The boyish suicide bomber who blew himself up outside France’s national soccer stadium on Friday had a long-standing penchant for big guns and youthful bluster, judging from a social media profile that appears to belong to him. Long before Bilal Hadfi became one of the eight suspected assailants behind the Paris terror attacks, which left at least 129 dead, he appears to have filled a Facebook page with images of weapons and hints of a rebellious streak.
The disgruntled former TV station employee suspected of having fatally shot a reporter and cameraman on-air appears to have recorded up-close videos of the murders and then posted the footage to Twitter before later committing suicide. The first video posted shows someone believed to be former station employee Vester Flanagan holding a camera and walking up to reporter Alison Parker and cameraman Adam Ward and the woman they were interviewing, Vicki Gardner.
If the early response on social media is any indication, Caitlyn Jenner, formerly Bruce, might show Kim Kardashian what it actually means to break the Internet. In the wake of her world premiere Monday on the cover of Vanity Fair, the world is showing up to support her and it’s apparent in her Twitter numbers: At this writing, she has gained more than 270,000 followers in an hour. (Update: Jenner hit 1 million followers in just over four hours, which beats President Obama’s previous record.)
Muck Rack makes it simple to find people, tweets, or articles that mention any name, keyword, company, hashtag etc. We've compiled this guide to help you make the most of your search.
Selecting a term
Start searching tweets, articles from media outlets, articles mentioned in tweets, journalists'
names, titles and bios with some suggested searches:
Companies or Topics (e.g. iPhone, Microsoft)
Phrases (e.g. "cloud computing") — use quotes to keep the terms together
Twitter handles (e.g. @username) — returns those who have mentioned or replied to
Names (e.g. "David Pogue")
Hashtags (e.g. #sxsw, #london2012)
Bio details (e.g. vegan, Olympics, father)
Muck Rack's Advanced Search allows for many boolean operators.
Find results that mention multiple specified terms, use AND or
+. For example, ensure each result contains both Elon Musk and Mark Zuckerberg by
searching Obama AND Romney or Obama + Romney.
Use the operators OR or , to broaden your search when you'd like either of
multiple terms to appear in results. (This is the default behavior of our search when no operators
are used.) For example, search for democrat OR republican to find results that refer to
Democrats and/or Republicans.
Use NOT or - to subtract results from your search. For
example, searching Disney will yield results about the Walt Disney Company as well as Walt Disney
World Resort. To exclude mentions of Disney World, search for Disney -World or Disney
When using one of these operators with a phrase, enclose it in quotation marks. For example, you can
find results about smartphones excluding Apple's iPhone 4S by searching smartphone -"iPhone
Exact case matching or punctuation

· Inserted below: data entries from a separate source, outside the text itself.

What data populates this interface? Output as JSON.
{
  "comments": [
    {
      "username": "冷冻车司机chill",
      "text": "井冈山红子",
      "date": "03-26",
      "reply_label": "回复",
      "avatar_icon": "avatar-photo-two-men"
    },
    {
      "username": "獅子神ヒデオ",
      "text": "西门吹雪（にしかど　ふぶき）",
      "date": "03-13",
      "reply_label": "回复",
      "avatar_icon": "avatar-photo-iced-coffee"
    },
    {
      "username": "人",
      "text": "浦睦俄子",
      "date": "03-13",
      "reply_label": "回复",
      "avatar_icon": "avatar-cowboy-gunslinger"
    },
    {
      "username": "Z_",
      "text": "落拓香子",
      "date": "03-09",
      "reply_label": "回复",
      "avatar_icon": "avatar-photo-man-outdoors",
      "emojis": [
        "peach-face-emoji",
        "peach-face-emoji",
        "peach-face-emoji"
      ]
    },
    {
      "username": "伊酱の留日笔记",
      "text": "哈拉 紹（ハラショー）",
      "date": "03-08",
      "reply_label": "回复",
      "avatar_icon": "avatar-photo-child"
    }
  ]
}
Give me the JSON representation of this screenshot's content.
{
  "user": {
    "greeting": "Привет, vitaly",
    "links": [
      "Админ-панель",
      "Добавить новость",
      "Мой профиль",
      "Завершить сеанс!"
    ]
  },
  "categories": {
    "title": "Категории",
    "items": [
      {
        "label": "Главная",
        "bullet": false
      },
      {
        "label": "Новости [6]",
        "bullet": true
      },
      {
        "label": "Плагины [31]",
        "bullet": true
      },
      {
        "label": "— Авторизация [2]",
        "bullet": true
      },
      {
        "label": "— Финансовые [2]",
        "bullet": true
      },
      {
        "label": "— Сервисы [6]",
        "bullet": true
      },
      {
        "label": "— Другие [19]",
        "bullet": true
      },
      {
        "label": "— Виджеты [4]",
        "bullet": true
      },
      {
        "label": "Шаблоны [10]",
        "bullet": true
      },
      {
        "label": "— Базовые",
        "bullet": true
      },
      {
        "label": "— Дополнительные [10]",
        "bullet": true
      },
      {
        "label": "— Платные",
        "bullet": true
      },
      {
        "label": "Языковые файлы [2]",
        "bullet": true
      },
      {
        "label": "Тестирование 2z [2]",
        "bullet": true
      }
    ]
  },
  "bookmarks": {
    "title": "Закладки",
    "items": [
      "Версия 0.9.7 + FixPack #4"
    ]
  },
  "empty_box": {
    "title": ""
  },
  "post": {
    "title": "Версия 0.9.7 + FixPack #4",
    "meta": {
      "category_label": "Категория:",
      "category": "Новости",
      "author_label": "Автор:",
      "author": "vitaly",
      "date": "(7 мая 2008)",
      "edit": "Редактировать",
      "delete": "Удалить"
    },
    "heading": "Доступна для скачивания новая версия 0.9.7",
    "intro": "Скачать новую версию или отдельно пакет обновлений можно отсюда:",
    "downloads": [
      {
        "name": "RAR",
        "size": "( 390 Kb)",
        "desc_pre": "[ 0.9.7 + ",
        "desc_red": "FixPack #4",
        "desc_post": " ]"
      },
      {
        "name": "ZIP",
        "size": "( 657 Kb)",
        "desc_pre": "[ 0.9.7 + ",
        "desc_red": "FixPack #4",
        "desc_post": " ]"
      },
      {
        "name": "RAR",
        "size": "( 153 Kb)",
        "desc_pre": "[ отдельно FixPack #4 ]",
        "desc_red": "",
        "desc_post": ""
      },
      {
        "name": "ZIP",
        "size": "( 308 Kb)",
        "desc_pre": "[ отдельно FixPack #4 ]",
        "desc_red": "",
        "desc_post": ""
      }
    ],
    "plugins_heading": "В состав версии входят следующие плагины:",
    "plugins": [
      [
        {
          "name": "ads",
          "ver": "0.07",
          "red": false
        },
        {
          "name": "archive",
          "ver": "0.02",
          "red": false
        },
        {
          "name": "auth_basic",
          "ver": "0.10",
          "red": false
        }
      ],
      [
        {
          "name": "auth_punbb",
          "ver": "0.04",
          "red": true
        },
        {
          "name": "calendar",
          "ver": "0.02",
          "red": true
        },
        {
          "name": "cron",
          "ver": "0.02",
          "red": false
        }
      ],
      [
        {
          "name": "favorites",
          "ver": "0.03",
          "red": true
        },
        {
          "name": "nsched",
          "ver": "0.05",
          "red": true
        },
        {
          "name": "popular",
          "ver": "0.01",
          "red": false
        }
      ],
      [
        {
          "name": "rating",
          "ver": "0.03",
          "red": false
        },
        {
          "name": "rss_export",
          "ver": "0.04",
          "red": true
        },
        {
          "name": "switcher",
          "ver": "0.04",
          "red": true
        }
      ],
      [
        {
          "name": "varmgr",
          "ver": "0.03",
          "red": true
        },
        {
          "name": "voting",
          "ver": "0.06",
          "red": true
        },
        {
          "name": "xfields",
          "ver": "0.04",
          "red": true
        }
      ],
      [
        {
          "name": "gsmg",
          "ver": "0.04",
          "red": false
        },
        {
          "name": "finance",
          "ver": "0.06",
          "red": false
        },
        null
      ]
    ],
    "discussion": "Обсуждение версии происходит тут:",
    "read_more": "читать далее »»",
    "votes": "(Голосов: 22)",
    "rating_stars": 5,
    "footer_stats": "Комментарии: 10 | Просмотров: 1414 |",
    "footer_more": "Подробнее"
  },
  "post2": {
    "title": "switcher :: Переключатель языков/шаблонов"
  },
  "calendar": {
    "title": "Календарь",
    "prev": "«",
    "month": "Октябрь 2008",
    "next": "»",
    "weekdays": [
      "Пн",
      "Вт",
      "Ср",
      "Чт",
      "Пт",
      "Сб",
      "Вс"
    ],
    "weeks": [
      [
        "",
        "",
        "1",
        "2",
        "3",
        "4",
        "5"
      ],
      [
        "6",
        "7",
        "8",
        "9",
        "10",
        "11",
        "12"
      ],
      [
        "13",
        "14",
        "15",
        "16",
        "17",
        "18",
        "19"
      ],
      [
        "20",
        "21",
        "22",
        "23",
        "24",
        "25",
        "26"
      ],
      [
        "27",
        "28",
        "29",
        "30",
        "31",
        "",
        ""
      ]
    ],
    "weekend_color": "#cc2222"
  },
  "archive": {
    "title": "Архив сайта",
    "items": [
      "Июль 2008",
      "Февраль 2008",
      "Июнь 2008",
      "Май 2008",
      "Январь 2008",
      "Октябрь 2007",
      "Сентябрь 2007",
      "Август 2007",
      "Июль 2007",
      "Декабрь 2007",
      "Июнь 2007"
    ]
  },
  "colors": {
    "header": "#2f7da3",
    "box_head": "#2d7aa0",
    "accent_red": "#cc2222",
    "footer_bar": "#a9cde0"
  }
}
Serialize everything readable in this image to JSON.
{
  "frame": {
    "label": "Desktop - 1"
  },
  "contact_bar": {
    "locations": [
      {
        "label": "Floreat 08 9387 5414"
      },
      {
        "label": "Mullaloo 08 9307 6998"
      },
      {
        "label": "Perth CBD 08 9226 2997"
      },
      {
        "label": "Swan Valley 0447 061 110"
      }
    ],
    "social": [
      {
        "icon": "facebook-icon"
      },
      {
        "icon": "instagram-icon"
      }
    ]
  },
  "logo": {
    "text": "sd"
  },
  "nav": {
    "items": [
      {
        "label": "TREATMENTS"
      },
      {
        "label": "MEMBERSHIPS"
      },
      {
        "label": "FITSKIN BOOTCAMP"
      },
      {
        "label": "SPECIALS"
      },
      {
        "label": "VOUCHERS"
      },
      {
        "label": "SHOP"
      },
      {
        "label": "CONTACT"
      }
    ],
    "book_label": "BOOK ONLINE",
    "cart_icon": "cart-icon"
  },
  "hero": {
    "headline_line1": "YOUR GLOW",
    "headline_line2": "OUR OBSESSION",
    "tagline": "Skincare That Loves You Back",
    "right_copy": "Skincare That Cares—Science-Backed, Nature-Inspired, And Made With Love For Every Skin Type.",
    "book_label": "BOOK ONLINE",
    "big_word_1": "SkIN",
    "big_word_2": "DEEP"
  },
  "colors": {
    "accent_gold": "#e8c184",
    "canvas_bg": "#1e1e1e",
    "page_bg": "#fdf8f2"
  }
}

If you're searching for a brand name or keyword that relies on specific punctuation marks or capitalization, you can
find results that match your exact query by adding matchcase: before the keyword you're searching for, like matchcase:E*TRADE .
Use parentheses to separate multiple
boolean phrases. For example, to find journalists talking about having fun in Disney World or
Disneyland, search for ("disney world" OR disneyland) AND fun.
An asterisk can be used to search for any variation of a root word truncated by the asterisk. For example, searching for admin* will return results for administrator, administration, administer, administered, etc.
A near operator is an AND operator where you can control the distance between the words. You can vary the distance the near operation uses by adding a forward slash and number (between 0-99) such as strawberries NEAR/10 "whipped cream", which means the strawberries must exist within 10 words of "whipped cream".